“Our Father,” or “Dear Mother,” the tombstones often say. We go to remember much more than what the stones say.
Miroslav sends a note without fail on May 7, the day on the calendar in 1945 when Germany surrendered to end World War II in Europe. “I congratulate you on our victory,” it often says, and then mentions, as I do in reply, “peace.” The translation app between Russian and English rarely creates a smooth sentence syntax, but the meanings are clear.
We will likely never meet.
Miroslav lives in a suburb of Moscow. I am beyond the outskirts of Kansas City. We are in the middle of nations worlds apart.
But our family stories intersect at the former site of Stalag 326 near Paderborn, Germany. On a plain where cavalry soldiers on horses trained in the 1800s, and tanks trained in the early 1900s, a Nazi prisoner of war (and slave labor) camp was operated during World War II.
Many thousands of Russian soldiers died there. It also held some prisoners from various other countries.

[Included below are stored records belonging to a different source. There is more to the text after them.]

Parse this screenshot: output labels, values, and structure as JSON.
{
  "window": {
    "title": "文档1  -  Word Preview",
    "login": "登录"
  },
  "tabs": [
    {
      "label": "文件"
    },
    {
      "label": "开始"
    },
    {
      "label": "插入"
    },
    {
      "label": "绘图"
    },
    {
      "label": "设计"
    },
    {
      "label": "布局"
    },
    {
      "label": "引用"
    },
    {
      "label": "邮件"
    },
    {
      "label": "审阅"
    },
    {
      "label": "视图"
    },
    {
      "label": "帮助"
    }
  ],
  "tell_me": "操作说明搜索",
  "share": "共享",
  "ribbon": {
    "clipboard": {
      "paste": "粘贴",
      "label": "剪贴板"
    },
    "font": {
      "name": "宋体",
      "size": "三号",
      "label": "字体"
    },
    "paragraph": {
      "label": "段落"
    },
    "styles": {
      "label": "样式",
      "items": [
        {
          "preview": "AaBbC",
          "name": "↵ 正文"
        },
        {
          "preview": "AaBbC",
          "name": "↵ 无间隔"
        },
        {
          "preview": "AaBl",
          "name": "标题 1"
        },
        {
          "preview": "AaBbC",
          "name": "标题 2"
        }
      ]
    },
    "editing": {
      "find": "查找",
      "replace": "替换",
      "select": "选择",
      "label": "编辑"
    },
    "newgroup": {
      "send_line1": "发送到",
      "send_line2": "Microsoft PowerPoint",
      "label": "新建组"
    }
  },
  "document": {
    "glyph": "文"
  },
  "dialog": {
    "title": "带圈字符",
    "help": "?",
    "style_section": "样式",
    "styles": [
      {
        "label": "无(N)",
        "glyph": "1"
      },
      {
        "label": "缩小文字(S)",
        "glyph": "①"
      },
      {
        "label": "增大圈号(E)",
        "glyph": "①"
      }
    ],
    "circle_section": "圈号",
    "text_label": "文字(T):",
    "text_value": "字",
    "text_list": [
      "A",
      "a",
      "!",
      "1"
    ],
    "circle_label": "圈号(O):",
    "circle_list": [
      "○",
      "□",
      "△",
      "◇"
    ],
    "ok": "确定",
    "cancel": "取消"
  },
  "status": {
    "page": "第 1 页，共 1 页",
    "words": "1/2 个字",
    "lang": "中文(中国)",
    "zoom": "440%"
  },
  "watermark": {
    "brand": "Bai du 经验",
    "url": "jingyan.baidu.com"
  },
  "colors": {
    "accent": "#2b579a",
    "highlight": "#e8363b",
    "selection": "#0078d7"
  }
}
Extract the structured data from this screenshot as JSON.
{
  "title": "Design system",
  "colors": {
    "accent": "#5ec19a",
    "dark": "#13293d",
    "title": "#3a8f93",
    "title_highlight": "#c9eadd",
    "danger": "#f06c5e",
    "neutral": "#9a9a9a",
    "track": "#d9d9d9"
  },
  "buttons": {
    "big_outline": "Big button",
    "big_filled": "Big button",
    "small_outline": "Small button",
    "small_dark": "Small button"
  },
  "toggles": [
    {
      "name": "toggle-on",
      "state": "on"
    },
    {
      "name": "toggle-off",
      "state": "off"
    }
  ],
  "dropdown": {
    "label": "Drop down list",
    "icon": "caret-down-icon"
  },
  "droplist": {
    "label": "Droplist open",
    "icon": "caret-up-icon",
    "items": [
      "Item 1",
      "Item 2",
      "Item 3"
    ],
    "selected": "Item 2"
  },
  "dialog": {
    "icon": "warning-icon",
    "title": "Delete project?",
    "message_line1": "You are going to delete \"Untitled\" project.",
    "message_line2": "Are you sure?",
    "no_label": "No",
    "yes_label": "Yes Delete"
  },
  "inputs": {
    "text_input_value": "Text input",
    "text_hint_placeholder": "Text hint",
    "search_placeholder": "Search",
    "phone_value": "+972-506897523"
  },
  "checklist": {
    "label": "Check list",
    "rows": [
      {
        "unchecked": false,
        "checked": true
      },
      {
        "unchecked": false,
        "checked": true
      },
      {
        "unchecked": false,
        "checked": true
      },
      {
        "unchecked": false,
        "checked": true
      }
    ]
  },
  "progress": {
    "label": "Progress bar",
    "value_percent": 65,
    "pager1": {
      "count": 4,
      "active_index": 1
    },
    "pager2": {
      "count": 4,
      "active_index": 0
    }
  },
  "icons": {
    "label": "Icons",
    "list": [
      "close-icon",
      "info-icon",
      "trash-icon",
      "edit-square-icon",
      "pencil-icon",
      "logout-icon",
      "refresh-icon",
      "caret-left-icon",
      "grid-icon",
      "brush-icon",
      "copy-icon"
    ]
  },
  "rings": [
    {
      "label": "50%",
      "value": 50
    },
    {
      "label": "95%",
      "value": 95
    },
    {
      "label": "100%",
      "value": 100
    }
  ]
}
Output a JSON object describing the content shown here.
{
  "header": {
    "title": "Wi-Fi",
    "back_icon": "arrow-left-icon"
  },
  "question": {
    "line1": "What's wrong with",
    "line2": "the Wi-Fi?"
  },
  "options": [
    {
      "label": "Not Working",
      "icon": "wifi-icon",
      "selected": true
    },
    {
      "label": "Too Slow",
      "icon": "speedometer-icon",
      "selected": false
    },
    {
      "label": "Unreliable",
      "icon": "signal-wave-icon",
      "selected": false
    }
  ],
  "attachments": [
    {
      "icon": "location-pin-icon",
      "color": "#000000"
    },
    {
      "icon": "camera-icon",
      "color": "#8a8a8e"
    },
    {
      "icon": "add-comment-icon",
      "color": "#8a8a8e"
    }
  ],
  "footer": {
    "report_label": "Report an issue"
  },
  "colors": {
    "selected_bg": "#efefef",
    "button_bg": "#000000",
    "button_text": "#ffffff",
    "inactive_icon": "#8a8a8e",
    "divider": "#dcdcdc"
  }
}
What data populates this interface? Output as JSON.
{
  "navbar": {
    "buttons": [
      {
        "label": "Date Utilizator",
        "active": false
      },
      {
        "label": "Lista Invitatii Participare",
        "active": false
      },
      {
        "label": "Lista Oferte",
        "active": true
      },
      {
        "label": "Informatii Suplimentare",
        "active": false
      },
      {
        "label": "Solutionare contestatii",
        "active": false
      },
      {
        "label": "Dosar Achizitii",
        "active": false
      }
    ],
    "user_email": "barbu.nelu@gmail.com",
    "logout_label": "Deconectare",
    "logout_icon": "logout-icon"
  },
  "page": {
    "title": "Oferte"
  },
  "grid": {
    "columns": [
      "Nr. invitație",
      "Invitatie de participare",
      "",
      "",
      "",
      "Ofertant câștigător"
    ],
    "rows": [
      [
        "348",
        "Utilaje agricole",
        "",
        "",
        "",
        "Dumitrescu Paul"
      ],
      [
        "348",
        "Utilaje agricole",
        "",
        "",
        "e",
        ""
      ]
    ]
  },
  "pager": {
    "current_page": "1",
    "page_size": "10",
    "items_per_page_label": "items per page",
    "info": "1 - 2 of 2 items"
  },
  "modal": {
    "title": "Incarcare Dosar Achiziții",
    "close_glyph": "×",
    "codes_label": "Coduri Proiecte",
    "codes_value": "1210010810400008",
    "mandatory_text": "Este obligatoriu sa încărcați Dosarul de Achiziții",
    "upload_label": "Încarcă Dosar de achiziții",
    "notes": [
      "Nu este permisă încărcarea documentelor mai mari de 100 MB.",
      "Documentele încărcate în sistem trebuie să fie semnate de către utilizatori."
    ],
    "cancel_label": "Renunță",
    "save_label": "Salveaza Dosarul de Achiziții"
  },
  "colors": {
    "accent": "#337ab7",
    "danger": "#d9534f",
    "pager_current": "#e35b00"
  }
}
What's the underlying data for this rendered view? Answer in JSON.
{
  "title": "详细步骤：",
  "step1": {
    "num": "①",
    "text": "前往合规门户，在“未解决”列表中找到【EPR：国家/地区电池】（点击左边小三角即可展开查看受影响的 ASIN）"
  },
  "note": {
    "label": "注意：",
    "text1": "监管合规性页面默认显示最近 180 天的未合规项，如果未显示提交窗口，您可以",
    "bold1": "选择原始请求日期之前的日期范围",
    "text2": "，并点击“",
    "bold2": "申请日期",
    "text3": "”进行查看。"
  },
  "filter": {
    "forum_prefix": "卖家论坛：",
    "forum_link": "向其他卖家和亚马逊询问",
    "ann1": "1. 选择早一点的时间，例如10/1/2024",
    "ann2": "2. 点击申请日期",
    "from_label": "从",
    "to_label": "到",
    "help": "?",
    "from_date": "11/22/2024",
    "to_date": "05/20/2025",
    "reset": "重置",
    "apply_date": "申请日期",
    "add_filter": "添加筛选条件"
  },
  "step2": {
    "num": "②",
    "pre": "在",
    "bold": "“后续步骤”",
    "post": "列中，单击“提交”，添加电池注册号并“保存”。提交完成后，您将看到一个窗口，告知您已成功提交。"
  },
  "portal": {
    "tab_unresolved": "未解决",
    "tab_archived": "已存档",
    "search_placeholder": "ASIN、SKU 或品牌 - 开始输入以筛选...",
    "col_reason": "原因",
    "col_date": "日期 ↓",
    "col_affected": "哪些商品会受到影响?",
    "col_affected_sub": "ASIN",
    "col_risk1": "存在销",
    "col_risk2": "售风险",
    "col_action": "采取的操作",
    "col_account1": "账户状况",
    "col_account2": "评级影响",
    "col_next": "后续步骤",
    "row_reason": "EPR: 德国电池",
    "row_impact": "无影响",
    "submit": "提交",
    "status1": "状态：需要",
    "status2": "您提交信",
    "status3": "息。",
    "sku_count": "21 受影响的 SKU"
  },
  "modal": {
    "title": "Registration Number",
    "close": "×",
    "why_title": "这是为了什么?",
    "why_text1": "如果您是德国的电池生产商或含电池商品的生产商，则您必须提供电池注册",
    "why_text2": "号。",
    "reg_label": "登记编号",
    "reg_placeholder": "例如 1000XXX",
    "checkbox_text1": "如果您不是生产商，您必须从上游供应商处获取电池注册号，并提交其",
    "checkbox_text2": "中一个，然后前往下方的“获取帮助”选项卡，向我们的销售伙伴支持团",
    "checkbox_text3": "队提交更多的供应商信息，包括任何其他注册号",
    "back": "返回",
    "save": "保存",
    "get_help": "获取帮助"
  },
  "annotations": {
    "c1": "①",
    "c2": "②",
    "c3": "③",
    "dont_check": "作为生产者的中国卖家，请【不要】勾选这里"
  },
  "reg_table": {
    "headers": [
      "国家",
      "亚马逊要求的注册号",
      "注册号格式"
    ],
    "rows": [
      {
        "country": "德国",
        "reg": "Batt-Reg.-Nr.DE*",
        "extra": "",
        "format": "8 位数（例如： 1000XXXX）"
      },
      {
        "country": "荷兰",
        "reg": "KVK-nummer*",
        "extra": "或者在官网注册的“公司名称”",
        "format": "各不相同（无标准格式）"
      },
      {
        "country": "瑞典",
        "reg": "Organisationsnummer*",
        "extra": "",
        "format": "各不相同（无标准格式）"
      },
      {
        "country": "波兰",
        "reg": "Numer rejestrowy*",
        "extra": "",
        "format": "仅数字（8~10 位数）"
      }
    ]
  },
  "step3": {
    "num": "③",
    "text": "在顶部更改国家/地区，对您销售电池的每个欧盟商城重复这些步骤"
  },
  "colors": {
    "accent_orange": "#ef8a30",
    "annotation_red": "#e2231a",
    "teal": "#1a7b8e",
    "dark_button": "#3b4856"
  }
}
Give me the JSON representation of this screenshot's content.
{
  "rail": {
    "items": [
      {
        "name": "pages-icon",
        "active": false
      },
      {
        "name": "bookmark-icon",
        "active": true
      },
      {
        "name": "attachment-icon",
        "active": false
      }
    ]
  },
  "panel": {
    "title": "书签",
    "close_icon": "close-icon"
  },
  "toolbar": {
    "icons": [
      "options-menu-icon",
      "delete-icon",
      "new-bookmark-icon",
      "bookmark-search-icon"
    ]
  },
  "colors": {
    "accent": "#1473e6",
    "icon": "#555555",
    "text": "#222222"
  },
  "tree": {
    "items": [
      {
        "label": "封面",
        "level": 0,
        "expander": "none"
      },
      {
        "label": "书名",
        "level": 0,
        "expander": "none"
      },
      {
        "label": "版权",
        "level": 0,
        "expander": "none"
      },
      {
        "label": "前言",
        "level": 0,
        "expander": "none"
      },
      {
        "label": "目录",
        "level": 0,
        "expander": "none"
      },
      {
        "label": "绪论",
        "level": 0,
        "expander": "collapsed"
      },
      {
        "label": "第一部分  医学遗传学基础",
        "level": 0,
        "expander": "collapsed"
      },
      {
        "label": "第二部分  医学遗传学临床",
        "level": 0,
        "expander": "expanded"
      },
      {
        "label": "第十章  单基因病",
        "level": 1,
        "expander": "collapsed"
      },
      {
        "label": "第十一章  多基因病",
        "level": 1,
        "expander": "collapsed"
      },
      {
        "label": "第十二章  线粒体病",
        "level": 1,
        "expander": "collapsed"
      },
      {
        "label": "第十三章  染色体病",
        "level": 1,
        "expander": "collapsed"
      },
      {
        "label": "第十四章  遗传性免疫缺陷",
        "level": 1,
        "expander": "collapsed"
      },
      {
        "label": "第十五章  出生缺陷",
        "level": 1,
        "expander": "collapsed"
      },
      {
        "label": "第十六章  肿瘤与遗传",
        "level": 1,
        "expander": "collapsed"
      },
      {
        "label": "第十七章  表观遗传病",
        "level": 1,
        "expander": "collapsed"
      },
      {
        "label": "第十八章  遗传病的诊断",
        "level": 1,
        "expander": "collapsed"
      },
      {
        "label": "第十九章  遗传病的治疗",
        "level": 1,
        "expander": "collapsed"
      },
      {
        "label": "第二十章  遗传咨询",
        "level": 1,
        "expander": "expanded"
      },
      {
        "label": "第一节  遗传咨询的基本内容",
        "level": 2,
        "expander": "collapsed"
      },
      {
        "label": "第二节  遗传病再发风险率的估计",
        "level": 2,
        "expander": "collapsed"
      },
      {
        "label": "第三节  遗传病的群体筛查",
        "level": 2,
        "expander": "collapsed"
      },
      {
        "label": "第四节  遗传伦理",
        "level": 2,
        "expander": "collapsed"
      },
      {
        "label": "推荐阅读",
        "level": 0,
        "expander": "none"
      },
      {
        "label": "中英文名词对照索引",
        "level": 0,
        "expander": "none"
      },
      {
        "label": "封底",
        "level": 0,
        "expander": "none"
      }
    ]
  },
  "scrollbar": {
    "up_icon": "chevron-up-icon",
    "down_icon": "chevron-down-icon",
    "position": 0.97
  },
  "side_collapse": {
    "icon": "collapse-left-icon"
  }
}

Miroslav’s father-in-law was a prisoner who survived Stalag 326. He told stories of the war, and of a monument the prisoners built after the camp was liberated to honor those who died there.
Miroslav started a website with information and photos from his father-in-law.
My father, George Graham, served as a scout in a U.S. Army artillery spotting squad. They went to the front lines and on jumpoffs to call in artillery fire supporting infantry. Somehow, he survived the fighting from France into Belgium, the Battle of the Bulge, and harrowing combat in Germany.
Then the war was over, but not trouble.
Another unit liberated Stalag 326. Food riots broke out, and trouble between liberated prisoners and German civilians started. My father’s unit was called in along with others to keep order.
When Dad finally began talking about the war, he mentioned that he had been a one-man honor guard for a wreath at a ceremony dedicating a monument at a liberated camp. He could not remember the name or place.
I finally found Miroslav’s website with the monument that matched the one in the little black and white photos that Dad brought back from the war. After that, I was also able to find still photos and film of the dedication taken by the U.S. Army Signal Corps.
Here’s a link to the one with Dad that I posted on YouTube. He’s the GI that picks up a wreath to hand the general.
Miroslav and I are very far removed from the people who govern our countries. We are infinitesimal specks in comparison, but somehow our remembrances and friendships do matter in this world, as it does whenever regular people are the same.
Maybe when all who seek peace and unselfish understanding are added together, we matter a lot.
On Memorial Day, when we walk among the markers, may we remember what we can that is sweet. But let us also work toward what so many veterans longed for during the bitterness of war, peace.
Bill Graham, who lives in the Platte City area, may be reached by e-mail at firstname.lastname@example.org.